── DATA EXTRACT ──
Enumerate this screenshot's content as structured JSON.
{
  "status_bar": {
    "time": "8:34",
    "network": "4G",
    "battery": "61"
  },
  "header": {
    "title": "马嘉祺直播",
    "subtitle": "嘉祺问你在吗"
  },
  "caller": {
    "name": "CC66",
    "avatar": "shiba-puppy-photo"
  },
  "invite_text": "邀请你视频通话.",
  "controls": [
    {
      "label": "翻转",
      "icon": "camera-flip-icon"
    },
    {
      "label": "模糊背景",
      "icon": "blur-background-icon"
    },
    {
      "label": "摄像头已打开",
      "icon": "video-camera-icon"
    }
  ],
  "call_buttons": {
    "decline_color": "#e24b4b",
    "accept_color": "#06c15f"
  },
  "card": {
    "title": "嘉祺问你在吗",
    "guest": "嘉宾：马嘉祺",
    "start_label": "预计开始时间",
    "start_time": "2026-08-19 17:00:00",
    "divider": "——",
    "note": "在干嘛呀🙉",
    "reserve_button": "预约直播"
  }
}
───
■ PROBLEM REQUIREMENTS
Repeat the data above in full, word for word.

■ RESULT
Enumerate this screenshot's content as structured JSON.
{
  "status_bar": {
    "time": "8:34",
    "network": "4G",
    "battery": "61"
  },
  "header": {
    "title": "马嘉祺直播",
    "subtitle": "嘉祺问你在吗"
  },
  "caller": {
    "name": "CC66",
    "avatar": "shiba-puppy-photo"
  },
  "invite_text": "邀请你视频通话.",
  "controls": [
    {
      "label": "翻转",
      "icon": "camera-flip-icon"
    },
    {
      "label": "模糊背景",
      "icon": "blur-background-icon"
    },
    {
      "label": "摄像头已打开",
      "icon": "video-camera-icon"
    }
  ],
  "call_buttons": {
    "decline_color": "#e24b4b",
    "accept_color": "#06c15f"
  },
  "card": {
    "title": "嘉祺问你在吗",
    "guest": "嘉宾：马嘉祺",
    "start_label": "预计开始时间",
    "start_time": "2026-08-19 17:00:00",
    "divider": "——",
    "note": "在干嘛呀🙉",
    "reserve_button": "预约直播"
  }
}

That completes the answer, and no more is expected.